This is a time of year when we can literally feel spring coursing through our veins. It’s a season full of rebirth and new growth, a time of endless possibilities, and a time of innocent hope. Whilst our climate is generally mild here on the coast and the risk of a frost is pretty much gone now, March and April can be fickle months; we can be dining al fresco with windows and doors wide open one day, and the next be plunged into less favourable temperatures with chilly winds and in definite need of a coat. It’s also a time of year when you can bring spring inside too, when branches of blossom can fill the house with colour and scent Read more

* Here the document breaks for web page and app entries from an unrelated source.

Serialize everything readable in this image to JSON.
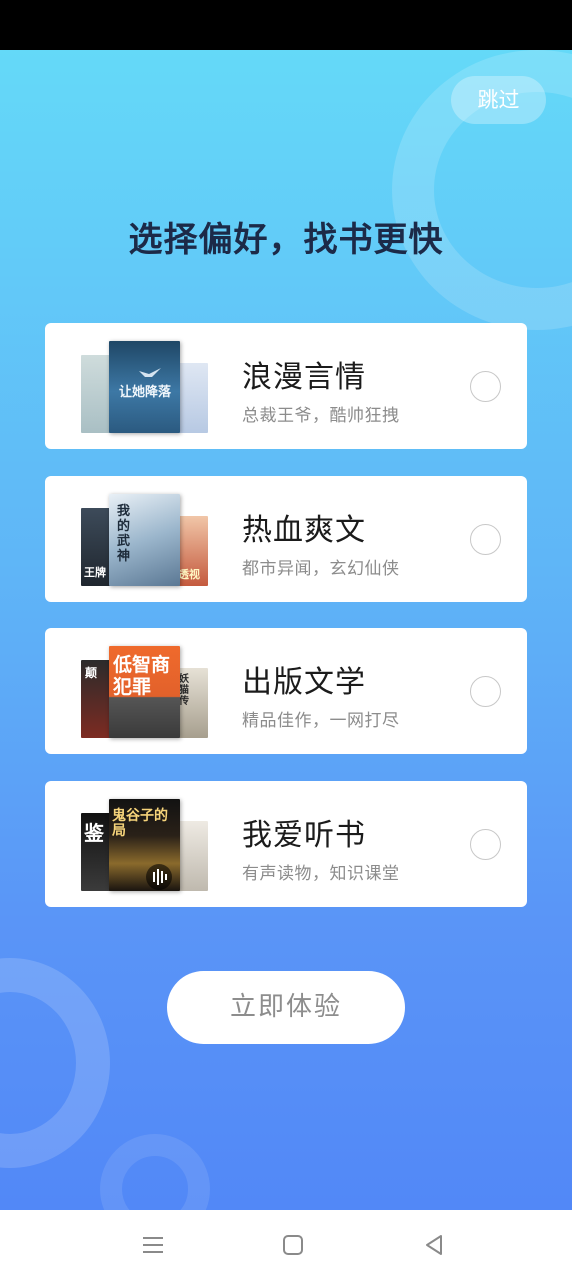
{
  "header": {
    "skip_label": "跳过"
  },
  "page": {
    "title": "选择偏好，找书更快"
  },
  "preferences": [
    {
      "title": "浪漫言情",
      "subtitle": "总裁王爷，酷帅狂拽",
      "selected": false,
      "cover_text": "让她降落",
      "colors": {
        "left": "#b9ccd0",
        "mid": "#2e5f86",
        "right": "#c6d6ea"
      }
    },
    {
      "title": "热血爽文",
      "subtitle": "都市异闻，玄幻仙侠",
      "selected": false,
      "cover_text": "我的武神",
      "left_cover_text": "王牌",
      "right_cover_text": "透视",
      "colors": {
        "left": "#2b3440",
        "mid": "#9bb6cc",
        "right": "#d88a6a"
      }
    },
    {
      "title": "出版文学",
      "subtitle": "精品佳作，一网打尽",
      "selected": false,
      "cover_text": "低智商犯罪",
      "left_cover_text": "颠",
      "right_cover_text": "妖猫传",
      "colors": {
        "left": "#b03a2a",
        "mid": "#e2612b",
        "right": "#c6bfb0"
      }
    },
    {
      "title": "我爱听书",
      "subtitle": "有声读物，知识课堂",
      "selected": false,
      "cover_text": "鬼谷子的局",
      "left_cover_text": "鉴",
      "colors": {
        "left": "#1d1d1d",
        "mid": "#1a1410",
        "right": "#d8d4cc"
      }
    }
  ],
  "cta": {
    "label": "立即体验"
  },
  "nav": {
    "menu_icon": "menu-icon",
    "home_icon": "home-icon",
    "back_icon": "back-icon"
  }
}
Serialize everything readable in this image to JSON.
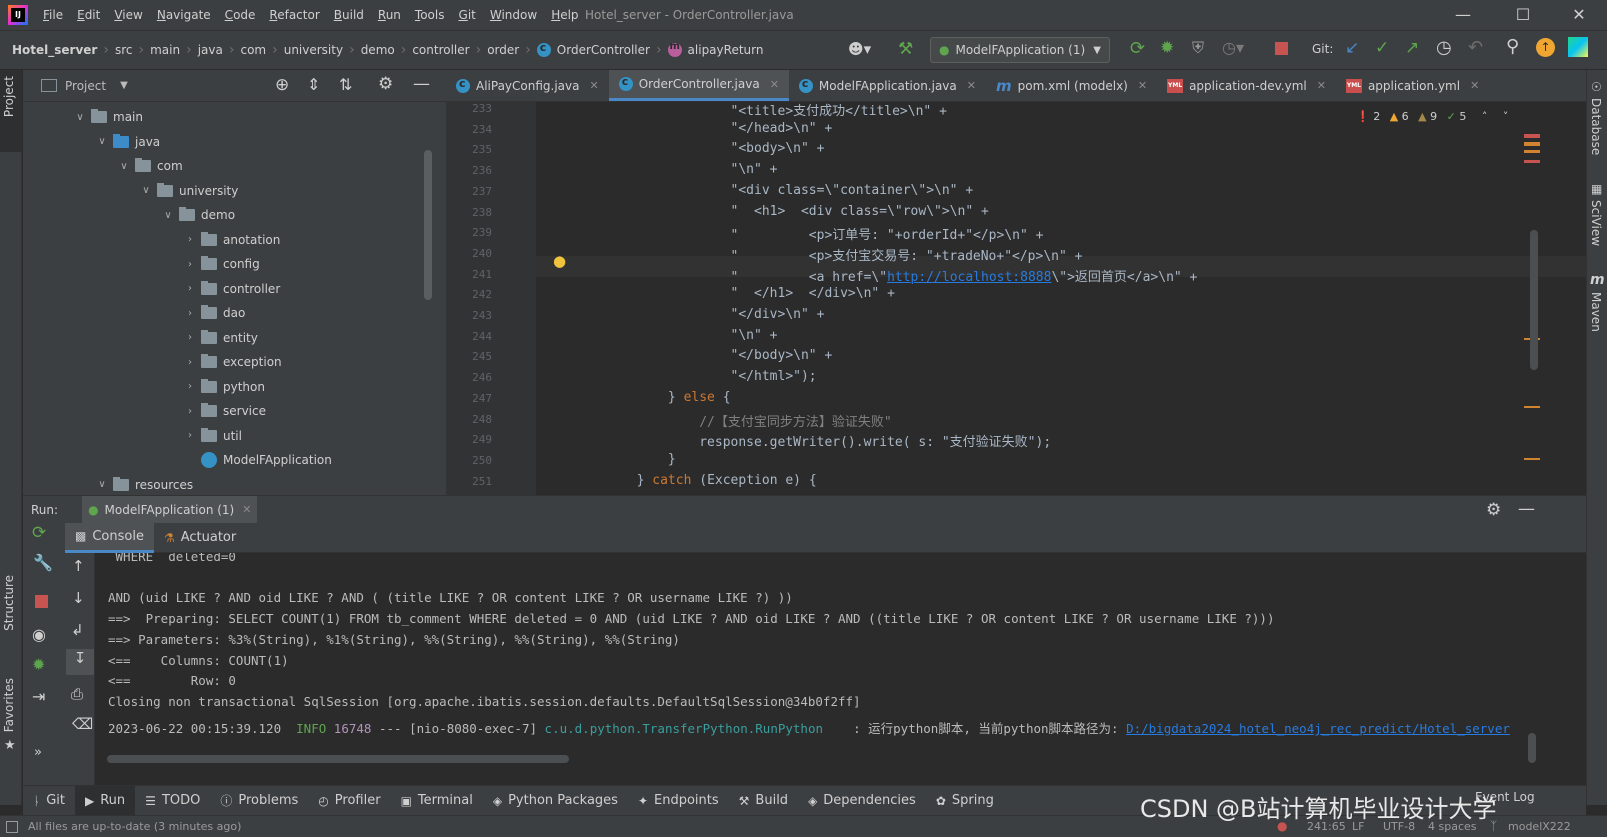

Who knew that keeping chickens could take us to so many places? We’ve driven down roads scarcely fit for a car in search of eggs and covered two départements buying our chickens over the past two years and it’s turned out to be a far more technical business than I realised. Along the way I’ve expanded my French vocabulary as we have dealt with species, sexes, ailments and treatments. All of this for the love of chickens, our own organic free range eggs and the excitement of newly-born chicks. Read more
May is a month full of public holidays in France. I admit that I get just as excited as the children at the prospect of three days without school, or maybe my excitement is just the fact that the children are going to be home for three days. Either way, the extra 24 hours is always an added bonus. At this time of year there is so much to enjoy in the Charente Maritime. This is how I love to spend a long weekend.